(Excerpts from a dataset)
══════════
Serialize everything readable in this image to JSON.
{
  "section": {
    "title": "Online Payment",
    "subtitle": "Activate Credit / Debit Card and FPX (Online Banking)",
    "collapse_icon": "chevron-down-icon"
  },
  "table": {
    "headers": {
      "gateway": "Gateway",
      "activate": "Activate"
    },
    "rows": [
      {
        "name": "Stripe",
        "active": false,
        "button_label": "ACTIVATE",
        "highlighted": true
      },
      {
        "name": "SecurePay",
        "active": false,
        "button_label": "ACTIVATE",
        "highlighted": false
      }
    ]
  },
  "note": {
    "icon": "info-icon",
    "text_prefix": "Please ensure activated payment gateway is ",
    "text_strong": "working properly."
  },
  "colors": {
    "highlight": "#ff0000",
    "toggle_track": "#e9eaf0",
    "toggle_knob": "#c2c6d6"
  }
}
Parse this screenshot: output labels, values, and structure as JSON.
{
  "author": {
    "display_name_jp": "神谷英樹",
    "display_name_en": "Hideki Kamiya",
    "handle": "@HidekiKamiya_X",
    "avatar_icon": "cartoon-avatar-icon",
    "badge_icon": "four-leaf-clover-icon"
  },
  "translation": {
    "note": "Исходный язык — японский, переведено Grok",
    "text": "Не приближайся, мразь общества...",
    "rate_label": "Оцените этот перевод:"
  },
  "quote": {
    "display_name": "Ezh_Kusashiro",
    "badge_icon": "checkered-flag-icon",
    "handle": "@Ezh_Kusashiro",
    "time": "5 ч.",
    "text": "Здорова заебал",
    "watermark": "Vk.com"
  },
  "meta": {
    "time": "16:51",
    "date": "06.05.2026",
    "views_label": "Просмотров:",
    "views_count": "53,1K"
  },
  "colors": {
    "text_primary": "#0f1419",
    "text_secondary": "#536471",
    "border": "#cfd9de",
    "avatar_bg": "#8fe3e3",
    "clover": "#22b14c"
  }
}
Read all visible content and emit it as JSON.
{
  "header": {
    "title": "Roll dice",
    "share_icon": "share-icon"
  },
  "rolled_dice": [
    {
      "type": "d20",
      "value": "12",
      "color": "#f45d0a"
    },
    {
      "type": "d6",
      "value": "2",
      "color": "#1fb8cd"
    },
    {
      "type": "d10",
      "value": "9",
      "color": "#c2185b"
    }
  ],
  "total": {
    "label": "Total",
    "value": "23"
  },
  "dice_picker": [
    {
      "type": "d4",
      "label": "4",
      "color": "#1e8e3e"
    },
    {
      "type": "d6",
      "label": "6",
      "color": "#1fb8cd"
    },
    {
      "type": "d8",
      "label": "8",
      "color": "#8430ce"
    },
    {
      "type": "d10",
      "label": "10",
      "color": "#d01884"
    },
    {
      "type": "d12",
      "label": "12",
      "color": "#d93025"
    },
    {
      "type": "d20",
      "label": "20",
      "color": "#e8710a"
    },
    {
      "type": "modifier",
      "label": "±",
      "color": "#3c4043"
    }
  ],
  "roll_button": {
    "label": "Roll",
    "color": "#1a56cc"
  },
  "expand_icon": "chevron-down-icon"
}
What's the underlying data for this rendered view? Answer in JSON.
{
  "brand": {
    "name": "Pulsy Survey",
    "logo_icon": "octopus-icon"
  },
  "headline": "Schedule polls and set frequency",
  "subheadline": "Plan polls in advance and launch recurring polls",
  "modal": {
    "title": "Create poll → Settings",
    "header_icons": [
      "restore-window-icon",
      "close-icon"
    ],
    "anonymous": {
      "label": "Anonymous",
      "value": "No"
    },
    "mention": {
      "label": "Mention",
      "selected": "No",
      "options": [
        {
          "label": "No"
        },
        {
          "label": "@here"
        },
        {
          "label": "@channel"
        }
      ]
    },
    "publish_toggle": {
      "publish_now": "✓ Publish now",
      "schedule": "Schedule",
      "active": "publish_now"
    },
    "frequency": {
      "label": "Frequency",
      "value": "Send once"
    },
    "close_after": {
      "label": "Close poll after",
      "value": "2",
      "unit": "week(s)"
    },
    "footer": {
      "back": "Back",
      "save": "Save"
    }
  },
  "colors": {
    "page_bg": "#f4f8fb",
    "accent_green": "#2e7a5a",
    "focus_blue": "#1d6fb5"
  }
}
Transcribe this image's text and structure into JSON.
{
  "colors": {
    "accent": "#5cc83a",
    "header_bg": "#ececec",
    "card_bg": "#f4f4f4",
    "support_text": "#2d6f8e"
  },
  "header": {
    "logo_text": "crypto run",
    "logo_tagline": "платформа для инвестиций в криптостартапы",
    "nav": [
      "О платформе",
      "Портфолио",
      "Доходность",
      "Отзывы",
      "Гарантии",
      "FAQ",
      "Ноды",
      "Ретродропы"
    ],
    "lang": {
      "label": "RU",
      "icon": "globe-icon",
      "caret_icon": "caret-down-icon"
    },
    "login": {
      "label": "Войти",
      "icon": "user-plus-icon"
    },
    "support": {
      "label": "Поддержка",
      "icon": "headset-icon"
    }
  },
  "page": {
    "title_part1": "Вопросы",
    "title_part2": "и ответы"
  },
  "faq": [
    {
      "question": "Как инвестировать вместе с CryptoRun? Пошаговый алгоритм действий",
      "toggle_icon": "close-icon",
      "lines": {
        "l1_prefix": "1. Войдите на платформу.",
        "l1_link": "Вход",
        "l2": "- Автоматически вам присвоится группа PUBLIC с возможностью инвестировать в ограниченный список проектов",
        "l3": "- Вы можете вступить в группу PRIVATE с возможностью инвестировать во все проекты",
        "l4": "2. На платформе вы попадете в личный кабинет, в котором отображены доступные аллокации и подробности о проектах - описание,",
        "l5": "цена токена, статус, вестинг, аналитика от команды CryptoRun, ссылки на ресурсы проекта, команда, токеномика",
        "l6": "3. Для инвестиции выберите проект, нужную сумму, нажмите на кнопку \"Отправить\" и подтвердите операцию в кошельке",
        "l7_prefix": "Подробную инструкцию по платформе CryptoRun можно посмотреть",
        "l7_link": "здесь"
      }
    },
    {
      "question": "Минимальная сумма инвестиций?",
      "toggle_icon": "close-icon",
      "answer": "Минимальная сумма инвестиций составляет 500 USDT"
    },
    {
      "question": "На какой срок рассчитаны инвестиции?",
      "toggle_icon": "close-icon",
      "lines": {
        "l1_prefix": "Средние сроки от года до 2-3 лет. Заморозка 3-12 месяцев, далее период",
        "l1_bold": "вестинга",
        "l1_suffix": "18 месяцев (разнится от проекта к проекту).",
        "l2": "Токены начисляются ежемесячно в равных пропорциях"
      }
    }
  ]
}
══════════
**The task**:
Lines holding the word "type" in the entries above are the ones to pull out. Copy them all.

**Expected output**:
      "type": "d20",
      "type": "d6",
      "type": "d10",
      "type": "d4",
      "type": "d6",
      "type": "d8",
      "type": "d10",
      "type": "d12",
      "type": "d20",
      "type": "modifier",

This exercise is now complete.